The first and most critical thing for me is the big picture. Until that’s clear and I can see how all the building blocks fit together, I tend to not worry about the details.

I think that approach is the result of a lifetime of experiences, including growing up in India. When resources are scarce but your ambitions are high, you learn to get very clear on one goal and optimize for that. I also got a lot of process-driven training in my first job, working as a management consultant at PricewaterhouseCoopers. Then I took those methods and started applying them to product management, and then I learned about design thinking at Stanford. Everything fit together, like dots connecting.

My approach has helped me over and over in my career, especially when I’m starting something new. If you can quickly get the big picture of an organization and understand how the pieces work together, and then communicate that to the rest of the team, a lot of the confusion goes away. People can see how they’re contributing to the overall goal and strategy, and they get inspired.

How do you proceed when there’s no right answer?

I’ve learned to be decisive in the face of ambiguity. As a founder, you’re making hundreds of decisions every day, and you can’t always know the answers. But most of the time, you don’t need to—because most decisions are reversible. The real skill is knowing which ones aren’t.

Leaving my job to go to business school and start my own company is a good example, because while it seems like such a small risk in retrospect, it was super scary at the time. I’d always worked for large companies with lots of resources, and this was just my laptop and my brain. But I knew I would regret it if I didn’t at least try to solve this problem—and I thought, “Those companies aren’t going anywhere.” I could always go back.

What future opportunities will be born from recent events?

So much that we thought should be true suddenly was. Things got simplified, from traveling for business to seeing a doctor to finding a way to get students the technology they need. Working from home, too—I’d always had the idea that you should be able to work from anywhere, but it seemed hard to execute. Then we just had to figure it out, and it’s helped our team in many ways. Including helping me—I love working, but I also love my children, and I’d been feeling like I didn’t have as much time with them as I’d like. Not commuting makes a difference.

We may not stay fully remote, but the experience has given us room to think differently, and those mindset shifts are what most excites me. We have opportunities to make massive changes in education, mobility and how we respond to climate change.
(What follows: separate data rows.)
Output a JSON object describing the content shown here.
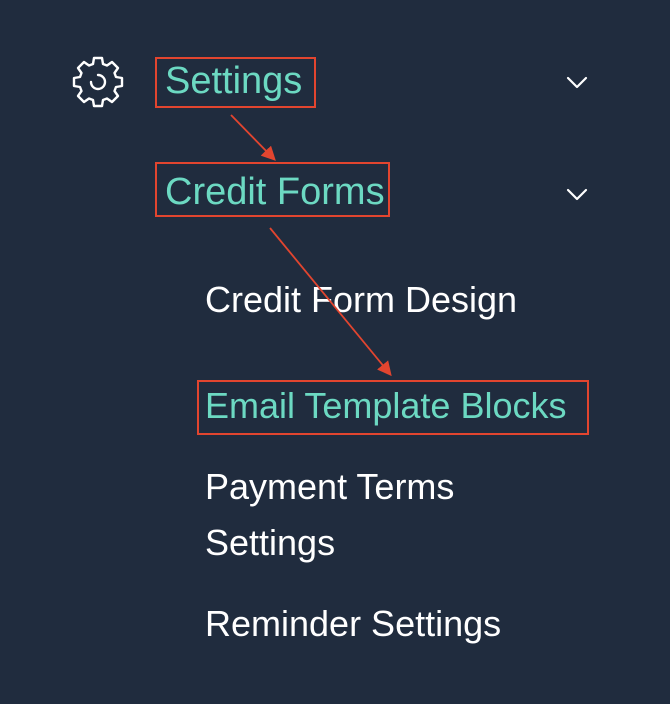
{
  "nav": {
    "settings": {
      "label": "Settings",
      "icon": "gear-icon",
      "expanded_icon": "chevron-down-icon"
    },
    "credit_forms": {
      "label": "Credit Forms",
      "expanded_icon": "chevron-down-icon"
    },
    "children": [
      {
        "label": "Credit Form Design"
      },
      {
        "label": "Email Template Blocks"
      },
      {
        "label": "Payment Terms"
      },
      {
        "label": "Settings"
      },
      {
        "label": "Reminder Settings"
      }
    ]
  },
  "colors": {
    "background": "#202c3e",
    "active_text": "#6cd9c2",
    "text": "#ffffff",
    "annotation": "#e2452f"
  }
}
I think more people now recognize the urgency there and realize that we can still be effective, even if things work in a very different way.

Hard-won advice